  4. Education for the general public is markedly different than training for dining hall staff. Think of general education as a marketing campaign. Your goal is to convey to students not only what Halal food is, but why they should consider eating it. General education can take the form of an article in the campus newspaper and publicity information passed out in the first few days launching the Halal food program. All students should know what Halal food is, and what it entails. Convey that all are welcome to eat Halal food, and that it is pure and clean. Meat products are prepared under the highest standards of sanitation, and had the name of God pronounced at the time of slaughtering. At some campuses, non-Muslim students are known to choose Halal meat because of its benefits.

Product Selection / Refinement

Once dining hall staff has basic training, a selected panel of Muslim students should commit to testing out their dishes and providing comments on pricing, taste, and product selection. This is the time to choose between hamburgers and roast beef, between chicken nuggets and baked chicken, and to comment on ingredients at a stir-fry station. It is also the time to convey concerns about pricing if the food would be purchased separately from an unlimited dining hall. Availability decisions such as times of day and days of the week (if relevant) should also be finalized at this time.

Pilot Program

Most successful Halal food programs start with a two-week pilot program. This approach has dual benefits. If the pilot program succeeds, feedback can be used for further improvement and implementation of a full program. If the pilot program fails, the MSA can reserve the option of launching another pilot program in the future. The term "pilot program" allows for either success or failure, and so a failure will not look nearly as bad in a pilot program as it would in a program that was meant to be permanent.

Now that the Halal food program has been approved and passed the pilot program phase, the MSA should work to help the program grow and improve. The MSA should have a regular contact on the Dining Hall staff, typically identified through previous discussions and the pilot program. If food is not available as advertised or is being improperly handled, the MSA should immediately get in touch with the dining hall contact.

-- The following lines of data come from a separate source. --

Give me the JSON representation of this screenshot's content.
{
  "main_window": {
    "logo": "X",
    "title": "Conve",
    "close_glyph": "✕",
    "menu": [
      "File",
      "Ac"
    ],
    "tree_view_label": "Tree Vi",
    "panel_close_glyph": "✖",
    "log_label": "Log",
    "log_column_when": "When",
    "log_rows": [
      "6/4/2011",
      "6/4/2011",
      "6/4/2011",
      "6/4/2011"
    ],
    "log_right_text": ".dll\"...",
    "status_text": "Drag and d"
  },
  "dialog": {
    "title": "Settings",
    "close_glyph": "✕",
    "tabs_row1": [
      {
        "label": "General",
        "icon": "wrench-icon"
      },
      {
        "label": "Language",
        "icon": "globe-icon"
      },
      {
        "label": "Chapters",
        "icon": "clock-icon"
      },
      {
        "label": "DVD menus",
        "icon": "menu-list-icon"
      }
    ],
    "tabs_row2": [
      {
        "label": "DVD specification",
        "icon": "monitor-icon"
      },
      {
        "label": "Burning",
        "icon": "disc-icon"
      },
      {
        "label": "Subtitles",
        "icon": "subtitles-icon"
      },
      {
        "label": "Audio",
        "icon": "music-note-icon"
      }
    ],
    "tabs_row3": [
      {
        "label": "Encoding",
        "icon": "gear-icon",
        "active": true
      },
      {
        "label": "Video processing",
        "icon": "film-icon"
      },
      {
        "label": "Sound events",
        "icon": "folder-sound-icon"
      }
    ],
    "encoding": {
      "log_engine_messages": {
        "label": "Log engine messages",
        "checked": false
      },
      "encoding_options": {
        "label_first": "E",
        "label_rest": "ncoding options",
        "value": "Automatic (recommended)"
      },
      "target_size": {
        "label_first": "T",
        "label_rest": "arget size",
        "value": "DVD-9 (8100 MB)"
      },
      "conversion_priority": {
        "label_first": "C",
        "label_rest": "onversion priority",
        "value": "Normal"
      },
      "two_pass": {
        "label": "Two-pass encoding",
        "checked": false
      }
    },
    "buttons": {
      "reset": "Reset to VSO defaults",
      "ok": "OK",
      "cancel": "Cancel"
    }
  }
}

In order to institutionalize the program, publicity should reach every student and prospective student. Practical publicity points to sustain a long-term program include roles for the Dining Hall and the MSA. Dining halls that carry Halal food should have a sign always displayed. (insert Stanford picture). Meal plan brochures distributed by the Dining Hall should mention the availability of Halal food. The MSA website should include information on Halal food on their website section for new students and inform them at orientation events. Report the success to MSA National www.msanational.org/matf so prospective students will know of Halal food on your campus...they may even decide to attend your campus instead of the closest competitor because of the Halal food program.